While welcoming the general thrust of the document, which proposes the introduction of a series of important new rights in the workplace, the inner circle of the Trades Union Congress yesterday decided to continue its fight against Government proposals on union recognition.
In particular, the TUC executive opted to prosecute its battle against Downing Street over the insistence that 40 per cent of any workplace must back the introduction of collective bargaining, not just a simple majority of those voting in a ballot.
Employees' representatives will also campaign against a proposal to exempt all organisations employing fewer than 20 employees from the proposed legislation on recognition.
The one union leader to distance himself from the TUC's stance was Ken Jackson, general secretary of the Amalgamated Engineering and Electrical Union, who expressed his "100 per cent backing" for the package of proposals.

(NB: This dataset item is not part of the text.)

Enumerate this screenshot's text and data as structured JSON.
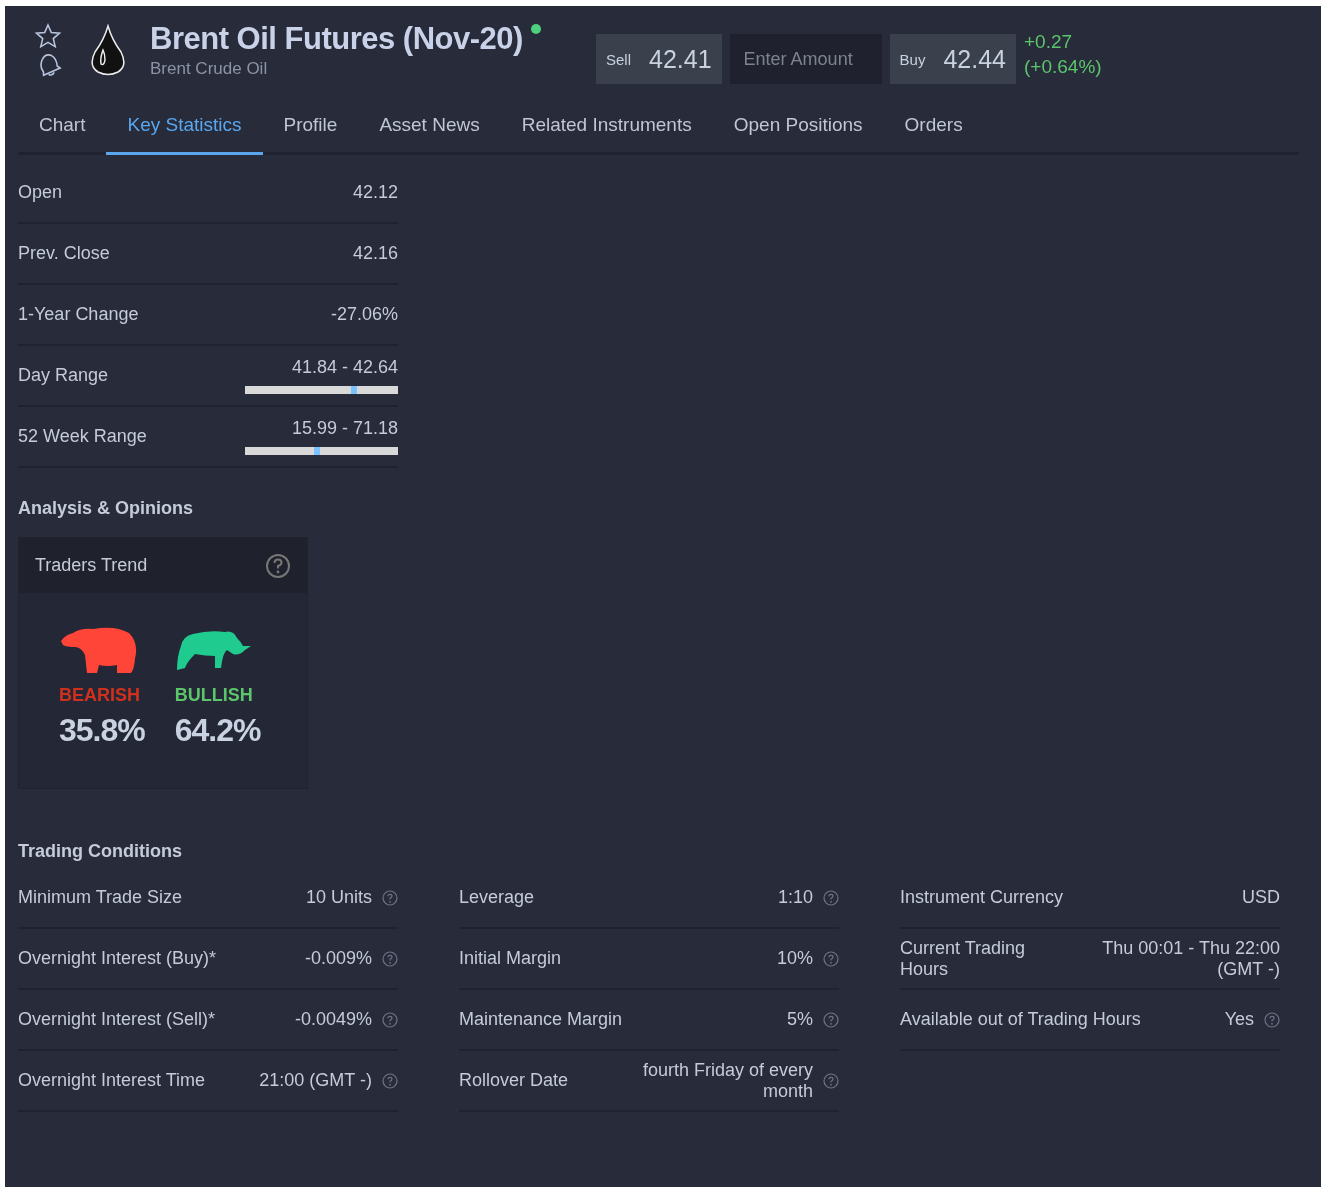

The "fairness at work" white paper will mark an historic departure from the policies of previous successive Conservative governments, but will propose a relatively tough test before union recognition wins the backing of the law.
As a gesture towards "Old Labour" critics, however, it envisages that the 40 per cent formula should be reviewed after two years. Significantly, it is expected that the percentage figure will not be included in legislation but in supporting regulations, which can be changed without a full-scale parliamentary debate.
Another "sweetener" is expected to be that where an employer insists on a ballot, the company must foot half the bill.
Unions and dissident backbench Labour MPs will also welcome a concession whereby recognition will be "automatic" where more than half of a workforce are union members.
Mr Jackson said the recognition debate was now over and there was no point in the TUC campaigning for something that was not achievable.
But John Edmonds, general secretary of the GMB union, said the campaign over the 40 per cent formula would "go on and on".Reuse content